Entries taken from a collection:
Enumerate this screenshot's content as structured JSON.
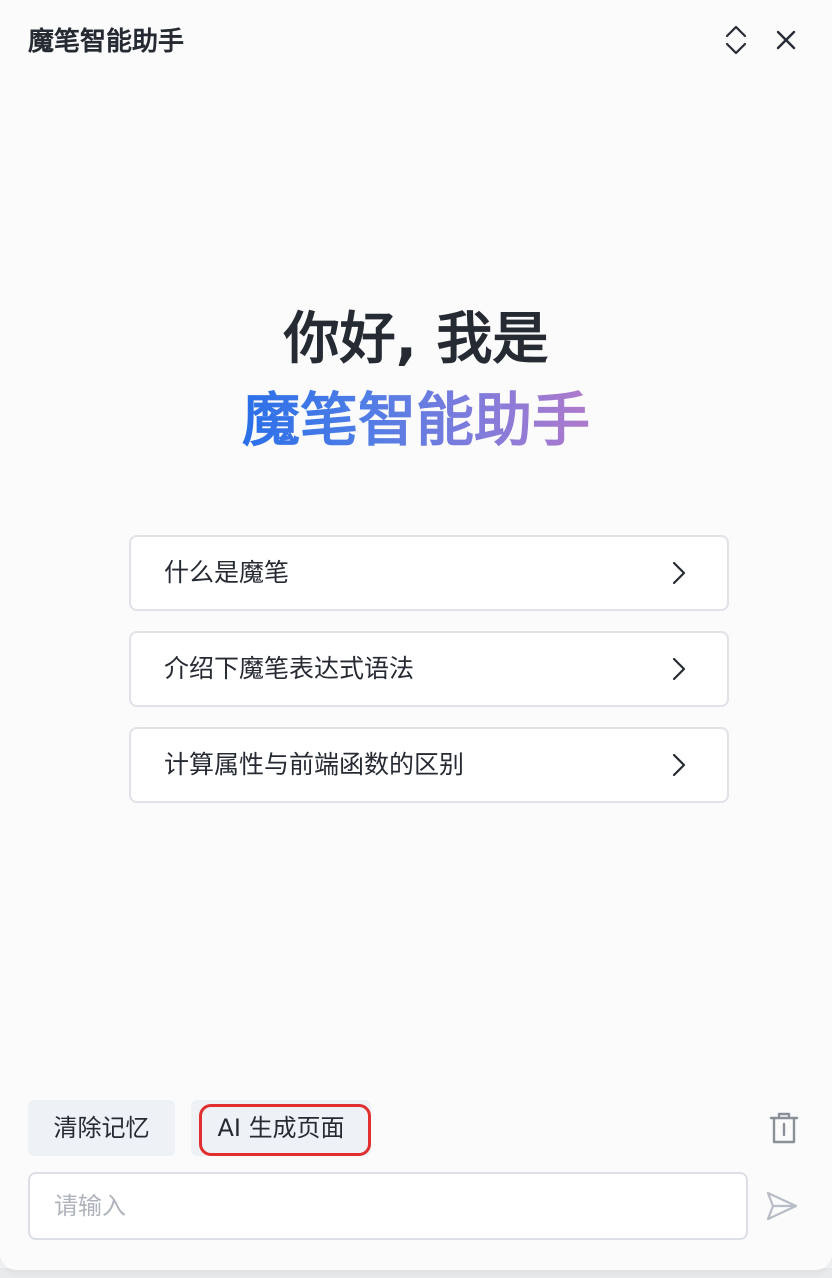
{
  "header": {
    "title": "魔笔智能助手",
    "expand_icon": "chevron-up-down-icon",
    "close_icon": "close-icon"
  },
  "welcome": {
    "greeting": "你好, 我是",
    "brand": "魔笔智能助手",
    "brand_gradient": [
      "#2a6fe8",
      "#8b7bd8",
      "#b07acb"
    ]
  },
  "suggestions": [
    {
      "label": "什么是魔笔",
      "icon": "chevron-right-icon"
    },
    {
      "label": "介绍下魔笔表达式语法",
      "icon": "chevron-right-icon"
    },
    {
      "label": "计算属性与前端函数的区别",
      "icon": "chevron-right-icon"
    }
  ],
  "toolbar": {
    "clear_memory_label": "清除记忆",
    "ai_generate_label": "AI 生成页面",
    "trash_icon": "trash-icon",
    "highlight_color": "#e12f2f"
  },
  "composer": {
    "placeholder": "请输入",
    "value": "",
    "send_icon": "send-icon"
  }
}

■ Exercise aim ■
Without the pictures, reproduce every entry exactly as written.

■ Task response ■
Enumerate this screenshot's content as structured JSON.
{
  "header": {
    "title": "魔笔智能助手",
    "expand_icon": "chevron-up-down-icon",
    "close_icon": "close-icon"
  },
  "welcome": {
    "greeting": "你好, 我是",
    "brand": "魔笔智能助手",
    "brand_gradient": [
      "#2a6fe8",
      "#8b7bd8",
      "#b07acb"
    ]
  },
  "suggestions": [
    {
      "label": "什么是魔笔",
      "icon": "chevron-right-icon"
    },
    {
      "label": "介绍下魔笔表达式语法",
      "icon": "chevron-right-icon"
    },
    {
      "label": "计算属性与前端函数的区别",
      "icon": "chevron-right-icon"
    }
  ],
  "toolbar": {
    "clear_memory_label": "清除记忆",
    "ai_generate_label": "AI 生成页面",
    "trash_icon": "trash-icon",
    "highlight_color": "#e12f2f"
  },
  "composer": {
    "placeholder": "请输入",
    "value": "",
    "send_icon": "send-icon"
  }
}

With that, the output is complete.